As I was saying to Joe Stiglitz the other day … this column is still basking in the glory of an evening in the company with the great economist, whose RSA Angus Millar Lecture it was Agenda's honour to introduce.
Apart from being a great Scotophile (see previous page), the jovial great man, adviser to presidents and sworn opponent of American financial industry villainy has an unself-conscious humility and curiosity rare in the few really big cheeses we have previously encountered.

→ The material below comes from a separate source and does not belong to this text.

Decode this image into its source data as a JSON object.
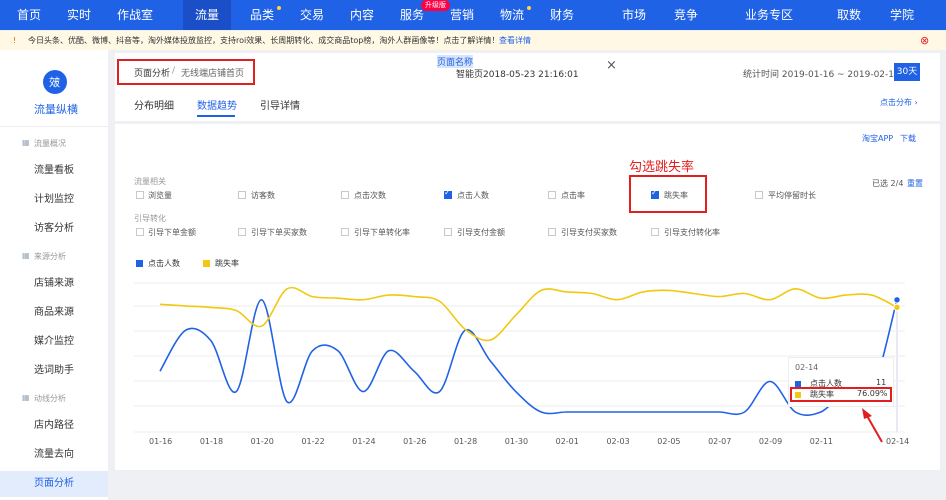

He is also delightfully ready to spill the beans on the great financial sages of the age: Alan Greenspan (vindictive and political) and Larry Summers (good academic turned Wall Street sycophant). Also enjoyable were his close-up insights into Barack Obama, who he says is a great campaigner but hopeless governor, bored of a job in which he is an effective lame duck, and "spends all his time playing golf".
Having attended several convivial Scottish trade events at UK embassies in the Middle East and Far East, Agenda is perplexed by the claim by Business For Scotland's Sandy Adam that the mandarins of the Foreign Office are anti-Scottish.
This criticism was later refined to refer to a charge levied on quango Scottish Development International (SDI) for whisky-promoting events. Leaving aside the fact that a disproportionate number of the Foreign Office's mandarins are Scottish, there is also the fact that only about 17% of Scotch whisky companies are of that nationality.
The truth? Yes, SDI has to cough up for the champagne and which prospective foreign clients are plied, but so does its partner body, UK Trade & Investment, which pays fees to itself under the Overseas Markets Introduction Scheme.